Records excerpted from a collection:
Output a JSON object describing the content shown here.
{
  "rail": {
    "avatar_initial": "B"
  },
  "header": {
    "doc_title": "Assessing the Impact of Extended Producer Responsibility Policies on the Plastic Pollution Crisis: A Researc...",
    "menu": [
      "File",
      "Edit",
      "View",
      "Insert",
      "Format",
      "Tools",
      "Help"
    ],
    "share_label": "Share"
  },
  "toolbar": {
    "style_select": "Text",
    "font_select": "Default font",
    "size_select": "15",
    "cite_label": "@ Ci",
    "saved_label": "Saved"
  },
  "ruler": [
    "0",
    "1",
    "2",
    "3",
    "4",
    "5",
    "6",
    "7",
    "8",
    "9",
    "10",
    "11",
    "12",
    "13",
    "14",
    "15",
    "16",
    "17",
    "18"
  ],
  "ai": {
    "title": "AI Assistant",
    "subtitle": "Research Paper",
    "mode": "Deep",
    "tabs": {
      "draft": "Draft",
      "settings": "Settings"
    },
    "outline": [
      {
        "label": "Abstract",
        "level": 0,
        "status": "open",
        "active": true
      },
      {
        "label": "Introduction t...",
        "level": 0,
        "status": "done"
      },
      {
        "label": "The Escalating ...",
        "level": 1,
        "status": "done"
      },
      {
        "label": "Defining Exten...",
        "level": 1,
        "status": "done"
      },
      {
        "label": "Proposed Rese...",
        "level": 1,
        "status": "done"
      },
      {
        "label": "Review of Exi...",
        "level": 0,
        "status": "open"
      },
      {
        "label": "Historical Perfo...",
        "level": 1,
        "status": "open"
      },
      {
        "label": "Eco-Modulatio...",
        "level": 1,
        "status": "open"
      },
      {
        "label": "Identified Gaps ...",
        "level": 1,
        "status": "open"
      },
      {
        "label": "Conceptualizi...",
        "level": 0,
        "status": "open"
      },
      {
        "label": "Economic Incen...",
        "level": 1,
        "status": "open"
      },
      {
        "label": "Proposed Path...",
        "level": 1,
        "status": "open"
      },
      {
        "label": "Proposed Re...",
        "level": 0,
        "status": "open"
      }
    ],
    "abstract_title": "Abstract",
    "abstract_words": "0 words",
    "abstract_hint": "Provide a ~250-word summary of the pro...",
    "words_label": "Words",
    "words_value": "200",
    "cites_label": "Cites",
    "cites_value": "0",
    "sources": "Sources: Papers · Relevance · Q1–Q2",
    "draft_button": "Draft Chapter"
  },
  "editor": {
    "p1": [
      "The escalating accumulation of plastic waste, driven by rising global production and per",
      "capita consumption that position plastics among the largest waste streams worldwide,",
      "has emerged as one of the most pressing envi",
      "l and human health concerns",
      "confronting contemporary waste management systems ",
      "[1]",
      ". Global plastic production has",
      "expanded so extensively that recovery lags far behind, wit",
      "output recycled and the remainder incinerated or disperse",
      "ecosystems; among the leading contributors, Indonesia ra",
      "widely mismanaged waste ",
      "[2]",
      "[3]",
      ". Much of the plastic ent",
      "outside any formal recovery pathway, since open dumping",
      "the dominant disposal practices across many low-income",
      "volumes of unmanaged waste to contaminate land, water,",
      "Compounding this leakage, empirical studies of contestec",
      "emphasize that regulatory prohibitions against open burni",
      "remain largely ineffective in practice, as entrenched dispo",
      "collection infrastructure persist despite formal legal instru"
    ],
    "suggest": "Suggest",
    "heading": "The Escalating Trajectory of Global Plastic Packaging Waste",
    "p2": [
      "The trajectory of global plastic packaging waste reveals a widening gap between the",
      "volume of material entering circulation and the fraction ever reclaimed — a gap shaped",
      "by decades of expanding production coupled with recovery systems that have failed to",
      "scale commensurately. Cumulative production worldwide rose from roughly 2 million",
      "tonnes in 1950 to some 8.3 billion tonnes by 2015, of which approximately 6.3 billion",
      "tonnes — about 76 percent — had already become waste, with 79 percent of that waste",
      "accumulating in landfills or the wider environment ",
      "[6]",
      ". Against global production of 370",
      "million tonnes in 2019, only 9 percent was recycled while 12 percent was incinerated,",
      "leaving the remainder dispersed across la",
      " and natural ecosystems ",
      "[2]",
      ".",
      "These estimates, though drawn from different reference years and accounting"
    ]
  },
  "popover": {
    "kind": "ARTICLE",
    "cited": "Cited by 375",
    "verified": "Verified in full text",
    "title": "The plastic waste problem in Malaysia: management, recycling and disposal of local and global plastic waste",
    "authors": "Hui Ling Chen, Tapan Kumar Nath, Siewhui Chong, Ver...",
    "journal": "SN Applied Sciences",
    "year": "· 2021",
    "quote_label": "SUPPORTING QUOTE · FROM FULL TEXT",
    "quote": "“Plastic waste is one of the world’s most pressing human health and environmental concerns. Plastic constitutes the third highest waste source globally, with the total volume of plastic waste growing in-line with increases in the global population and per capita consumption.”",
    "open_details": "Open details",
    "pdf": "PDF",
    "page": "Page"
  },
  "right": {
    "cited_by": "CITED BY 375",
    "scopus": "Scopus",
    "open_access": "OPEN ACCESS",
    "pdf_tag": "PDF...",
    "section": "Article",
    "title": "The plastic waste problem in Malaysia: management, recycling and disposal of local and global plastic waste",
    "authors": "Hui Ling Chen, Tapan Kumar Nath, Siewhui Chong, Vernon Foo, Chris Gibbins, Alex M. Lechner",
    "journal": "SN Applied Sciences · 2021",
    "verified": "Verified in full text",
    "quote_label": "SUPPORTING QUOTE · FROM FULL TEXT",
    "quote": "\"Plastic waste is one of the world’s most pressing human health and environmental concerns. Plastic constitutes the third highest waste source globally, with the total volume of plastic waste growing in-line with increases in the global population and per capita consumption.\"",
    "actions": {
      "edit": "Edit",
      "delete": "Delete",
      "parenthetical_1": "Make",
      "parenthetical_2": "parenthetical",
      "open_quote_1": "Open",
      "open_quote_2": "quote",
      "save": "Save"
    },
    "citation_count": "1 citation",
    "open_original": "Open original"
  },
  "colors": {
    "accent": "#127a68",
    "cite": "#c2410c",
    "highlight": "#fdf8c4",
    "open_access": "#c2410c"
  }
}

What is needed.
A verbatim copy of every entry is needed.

Response.
Output a JSON object describing the content shown here.
{
  "rail": {
    "avatar_initial": "B"
  },
  "header": {
    "doc_title": "Assessing the Impact of Extended Producer Responsibility Policies on the Plastic Pollution Crisis: A Researc...",
    "menu": [
      "File",
      "Edit",
      "View",
      "Insert",
      "Format",
      "Tools",
      "Help"
    ],
    "share_label": "Share"
  },
  "toolbar": {
    "style_select": "Text",
    "font_select": "Default font",
    "size_select": "15",
    "cite_label": "@ Ci",
    "saved_label": "Saved"
  },
  "ruler": [
    "0",
    "1",
    "2",
    "3",
    "4",
    "5",
    "6",
    "7",
    "8",
    "9",
    "10",
    "11",
    "12",
    "13",
    "14",
    "15",
    "16",
    "17",
    "18"
  ],
  "ai": {
    "title": "AI Assistant",
    "subtitle": "Research Paper",
    "mode": "Deep",
    "tabs": {
      "draft": "Draft",
      "settings": "Settings"
    },
    "outline": [
      {
        "label": "Abstract",
        "level": 0,
        "status": "open",
        "active": true
      },
      {
        "label": "Introduction t...",
        "level": 0,
        "status": "done"
      },
      {
        "label": "The Escalating ...",
        "level": 1,
        "status": "done"
      },
      {
        "label": "Defining Exten...",
        "level": 1,
        "status": "done"
      },
      {
        "label": "Proposed Rese...",
        "level": 1,
        "status": "done"
      },
      {
        "label": "Review of Exi...",
        "level": 0,
        "status": "open"
      },
      {
        "label": "Historical Perfo...",
        "level": 1,
        "status": "open"
      },
      {
        "label": "Eco-Modulatio...",
        "level": 1,
        "status": "open"
      },
      {
        "label": "Identified Gaps ...",
        "level": 1,
        "status": "open"
      },
      {
        "label": "Conceptualizi...",
        "level": 0,
        "status": "open"
      },
      {
        "label": "Economic Incen...",
        "level": 1,
        "status": "open"
      },
      {
        "label": "Proposed Path...",
        "level": 1,
        "status": "open"
      },
      {
        "label": "Proposed Re...",
        "level": 0,
        "status": "open"
      }
    ],
    "abstract_title": "Abstract",
    "abstract_words": "0 words",
    "abstract_hint": "Provide a ~250-word summary of the pro...",
    "words_label": "Words",
    "words_value": "200",
    "cites_label": "Cites",
    "cites_value": "0",
    "sources": "Sources: Papers · Relevance · Q1–Q2",
    "draft_button": "Draft Chapter"
  },
  "editor": {
    "p1": [
      "The escalating accumulation of plastic waste, driven by rising global production and per",
      "capita consumption that position plastics among the largest waste streams worldwide,",
      "has emerged as one of the most pressing envi",
      "l and human health concerns",
      "confronting contemporary waste management systems ",
      "[1]",
      ". Global plastic production has",
      "expanded so extensively that recovery lags far behind, wit",
      "output recycled and the remainder incinerated or disperse",
      "ecosystems; among the leading contributors, Indonesia ra",
      "widely mismanaged waste ",
      "[2]",
      "[3]",
      ". Much of the plastic ent",
      "outside any formal recovery pathway, since open dumping",
      "the dominant disposal practices across many low-income",
      "volumes of unmanaged waste to contaminate land, water,",
      "Compounding this leakage, empirical studies of contestec",
      "emphasize that regulatory prohibitions against open burni",
      "remain largely ineffective in practice, as entrenched dispo",
      "collection infrastructure persist despite formal legal instru"
    ],
    "suggest": "Suggest",
    "heading": "The Escalating Trajectory of Global Plastic Packaging Waste",
    "p2": [
      "The trajectory of global plastic packaging waste reveals a widening gap between the",
      "volume of material entering circulation and the fraction ever reclaimed — a gap shaped",
      "by decades of expanding production coupled with recovery systems that have failed to",
      "scale commensurately. Cumulative production worldwide rose from roughly 2 million",
      "tonnes in 1950 to some 8.3 billion tonnes by 2015, of which approximately 6.3 billion",
      "tonnes — about 76 percent — had already become waste, with 79 percent of that waste",
      "accumulating in landfills or the wider environment ",
      "[6]",
      ". Against global production of 370",
      "million tonnes in 2019, only 9 percent was recycled while 12 percent was incinerated,",
      "leaving the remainder dispersed across la",
      " and natural ecosystems ",
      "[2]",
      ".",
      "These estimates, though drawn from different reference years and accounting"
    ]
  },
  "popover": {
    "kind": "ARTICLE",
    "cited": "Cited by 375",
    "verified": "Verified in full text",
    "title": "The plastic waste problem in Malaysia: management, recycling and disposal of local and global plastic waste",
    "authors": "Hui Ling Chen, Tapan Kumar Nath, Siewhui Chong, Ver...",
    "journal": "SN Applied Sciences",
    "year": "· 2021",
    "quote_label": "SUPPORTING QUOTE · FROM FULL TEXT",
    "quote": "“Plastic waste is one of the world’s most pressing human health and environmental concerns. Plastic constitutes the third highest waste source globally, with the total volume of plastic waste growing in-line with increases in the global population and per capita consumption.”",
    "open_details": "Open details",
    "pdf": "PDF",
    "page": "Page"
  },
  "right": {
    "cited_by": "CITED BY 375",
    "scopus": "Scopus",
    "open_access": "OPEN ACCESS",
    "pdf_tag": "PDF...",
    "section": "Article",
    "title": "The plastic waste problem in Malaysia: management, recycling and disposal of local and global plastic waste",
    "authors": "Hui Ling Chen, Tapan Kumar Nath, Siewhui Chong, Vernon Foo, Chris Gibbins, Alex M. Lechner",
    "journal": "SN Applied Sciences · 2021",
    "verified": "Verified in full text",
    "quote_label": "SUPPORTING QUOTE · FROM FULL TEXT",
    "quote": "\"Plastic waste is one of the world’s most pressing human health and environmental concerns. Plastic constitutes the third highest waste source globally, with the total volume of plastic waste growing in-line with increases in the global population and per capita consumption.\"",
    "actions": {
      "edit": "Edit",
      "delete": "Delete",
      "parenthetical_1": "Make",
      "parenthetical_2": "parenthetical",
      "open_quote_1": "Open",
      "open_quote_2": "quote",
      "save": "Save"
    },
    "citation_count": "1 citation",
    "open_original": "Open original"
  },
  "colors": {
    "accent": "#127a68",
    "cite": "#c2410c",
    "highlight": "#fdf8c4",
    "open_access": "#c2410c"
  }
}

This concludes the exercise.